    This is why prime real estate is now above its pre-crash peak, and so is the stock market. People not rich enough or risk-tolerant enough have been left behind. When the Fed gives away trillions of dollars to the wealthy, fiddling with the tax rates will not offset that. The likely outcome of a tax increase would be further damage to the same non-millionaires who were left out of the helicopter money drop.

    As a wise man said above, baseline makes all the difference. Nobody knows how the economy would have performed without all the stimulus, but we have to acknowledge that it had a high price. It made some very rich people much richer, and millions of non-rich people who benefited much less will have to pay back all that debt.

    Compared to this unprecedented transfer of wealth to the rich, under a President who claims to oppose inequality, changes in tax rates are small ball. But any comparison of income tax rates after the 1986 Tax Reform should start with the original 1988 (fully phased in) rates. Baseline makes all the difference.

  3. Ralph H  ::  4:44 pm on July 24th, 2014:

    I know this is a tax blog but “income inequality” owes little to tax rates. The fact is that with automation, computing and the global economy highly educated or highly talented people make a disproportionate amount of money while people with limited skills or education are commodities. This has become much worse during the Obama administration, mainly due to the globalization. His (and Bush’s) immigration non-enforcement has hurt lower skilled Americans, and the insanely low interest rates have also facilitated financial leverage that benefit the wealthy. Meanwhile we seem to have forgotten to enforce anti-trust. I am not sure what tax policy can do to overcome this. Most 1% ers do not realize income (wages, capital gains, etc) as their wealth grows. Mr Gates and Buffett have “earned income” of only a few percent of their fortune and seem intent to give it away with little resulting tax liability. Meanwhile, many politicians give lip service to income inequality while continuing the policies that make it worse — all the while hitting up the 1% for campaign donations.

  4. Mimi Beckinridge  ::  10:55 am on July 25th, 2014:

    The answer to your first question depends on whether you count Obamacare as part of his general tax policy.
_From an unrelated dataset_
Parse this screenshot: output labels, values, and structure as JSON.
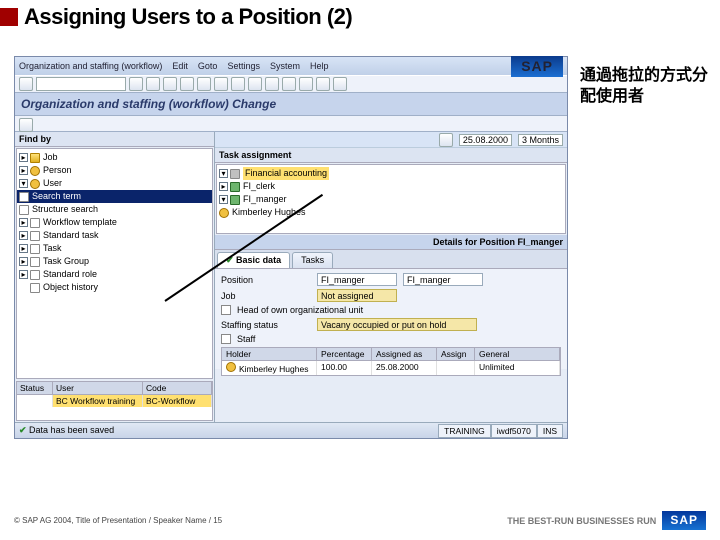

If the ACA is part of it, then I’d say NO…my premiums doubled, I make less then $30,000 a year so I’m hardly rich. Where’ the equality in that?